> [TASK OBJECTIVE]
From the records below, copy each line in which the string "Smart" occurs.

> [SOURCE DATA]
—————

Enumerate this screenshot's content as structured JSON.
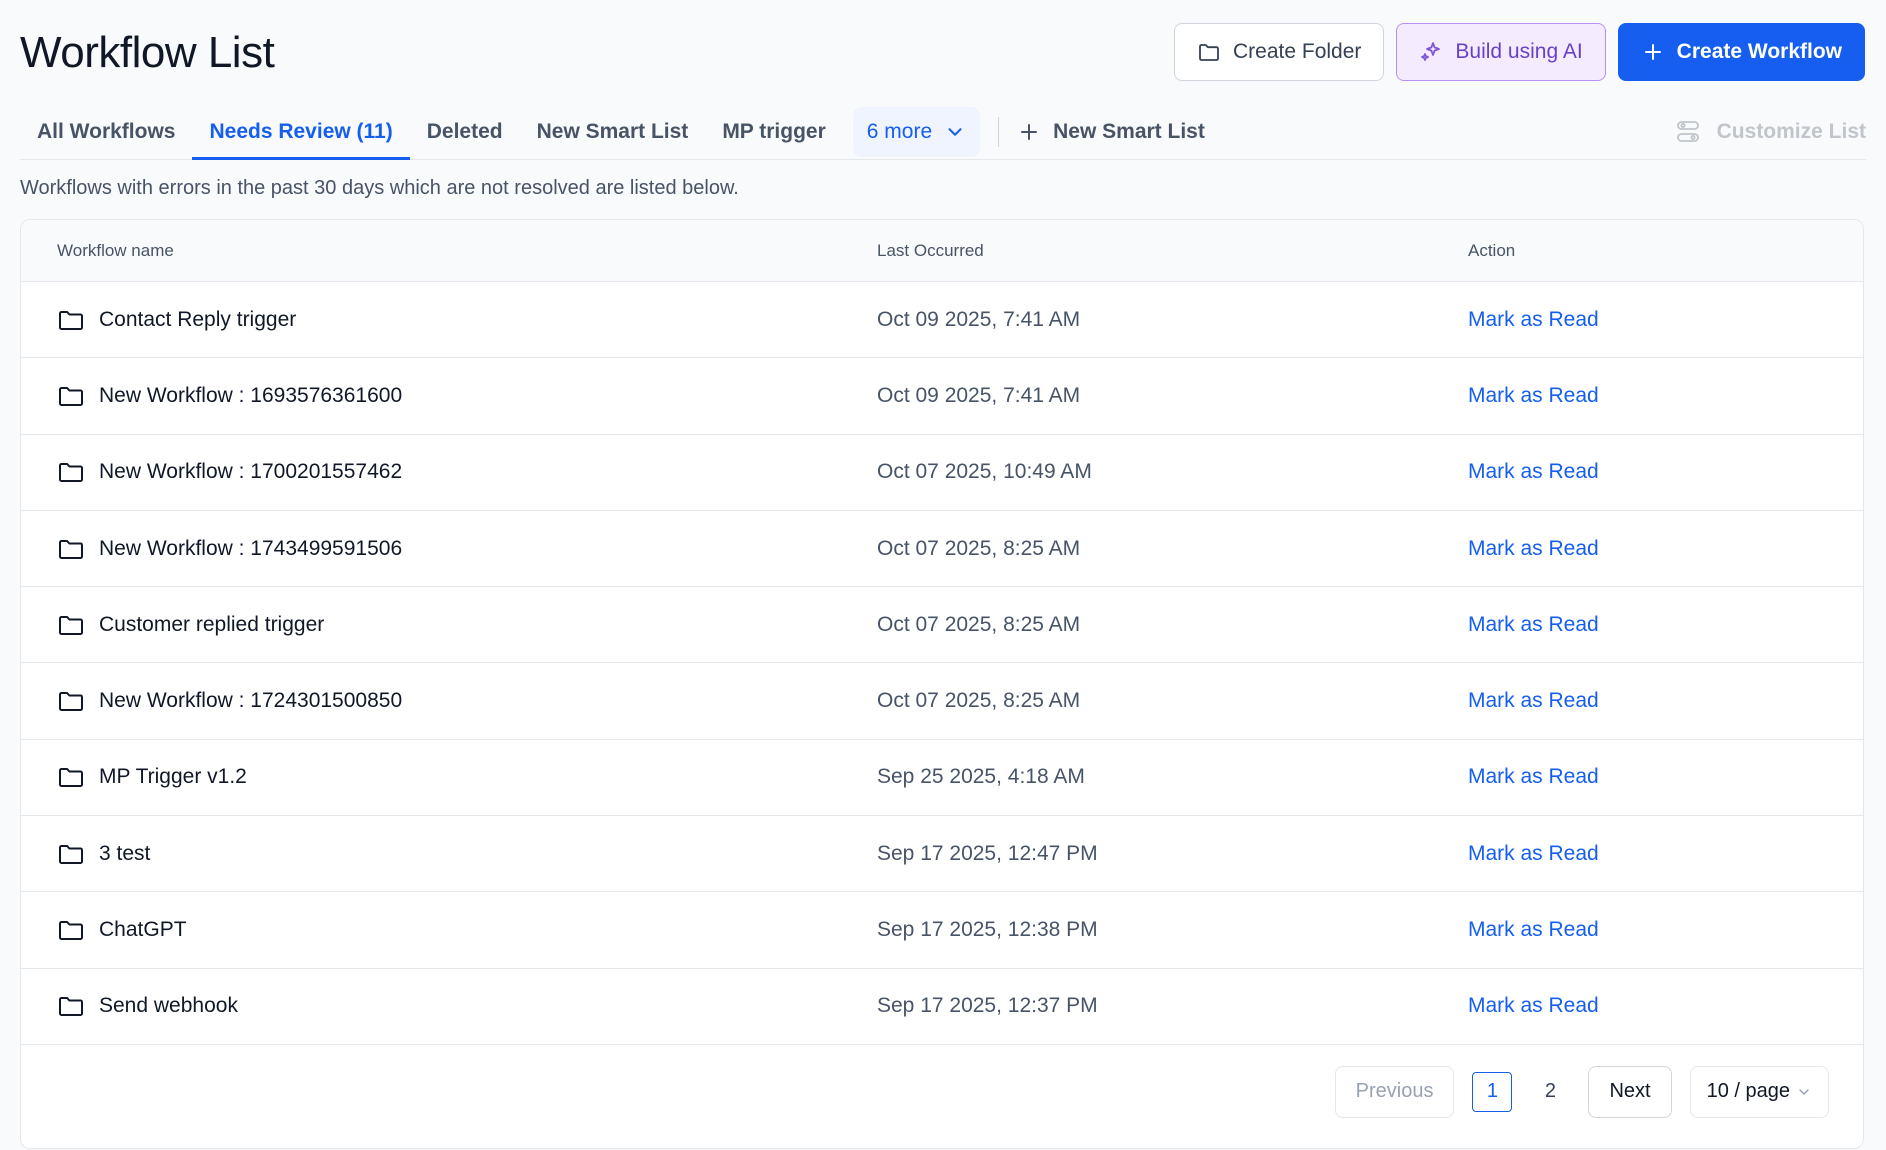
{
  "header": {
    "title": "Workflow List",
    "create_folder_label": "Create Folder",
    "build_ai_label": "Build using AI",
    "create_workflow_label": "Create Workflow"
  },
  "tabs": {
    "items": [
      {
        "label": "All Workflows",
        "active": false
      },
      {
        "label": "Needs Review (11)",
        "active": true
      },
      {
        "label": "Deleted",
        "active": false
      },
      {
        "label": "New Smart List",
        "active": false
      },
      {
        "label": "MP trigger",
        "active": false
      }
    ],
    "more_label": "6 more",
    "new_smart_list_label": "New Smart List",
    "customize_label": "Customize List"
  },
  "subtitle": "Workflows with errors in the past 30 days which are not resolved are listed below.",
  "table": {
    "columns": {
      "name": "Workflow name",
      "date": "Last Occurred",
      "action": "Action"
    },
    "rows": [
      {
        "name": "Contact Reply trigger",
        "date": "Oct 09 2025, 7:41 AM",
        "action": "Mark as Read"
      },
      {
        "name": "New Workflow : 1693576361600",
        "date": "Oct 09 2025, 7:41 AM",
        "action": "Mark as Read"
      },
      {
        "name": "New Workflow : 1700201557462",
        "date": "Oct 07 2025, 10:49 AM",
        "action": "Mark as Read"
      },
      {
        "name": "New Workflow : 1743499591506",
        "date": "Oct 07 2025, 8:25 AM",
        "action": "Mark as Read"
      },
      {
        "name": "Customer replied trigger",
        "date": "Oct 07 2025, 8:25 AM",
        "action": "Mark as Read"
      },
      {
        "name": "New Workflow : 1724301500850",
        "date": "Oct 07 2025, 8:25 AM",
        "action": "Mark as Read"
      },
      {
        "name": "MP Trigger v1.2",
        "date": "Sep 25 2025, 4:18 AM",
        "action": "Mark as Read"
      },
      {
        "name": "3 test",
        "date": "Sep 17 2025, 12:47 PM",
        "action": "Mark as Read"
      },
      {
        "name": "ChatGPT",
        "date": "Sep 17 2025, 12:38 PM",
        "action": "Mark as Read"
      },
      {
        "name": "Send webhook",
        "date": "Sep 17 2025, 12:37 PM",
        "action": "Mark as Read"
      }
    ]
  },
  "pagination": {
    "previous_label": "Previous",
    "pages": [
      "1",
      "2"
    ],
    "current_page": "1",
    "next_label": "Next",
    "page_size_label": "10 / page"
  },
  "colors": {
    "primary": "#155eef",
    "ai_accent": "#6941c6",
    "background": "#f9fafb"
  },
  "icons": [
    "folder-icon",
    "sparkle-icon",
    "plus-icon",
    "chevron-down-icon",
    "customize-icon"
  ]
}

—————

> [YOUR SOLUTION]
        "label": "New Smart List",
    "new_smart_list_label": "New Smart List",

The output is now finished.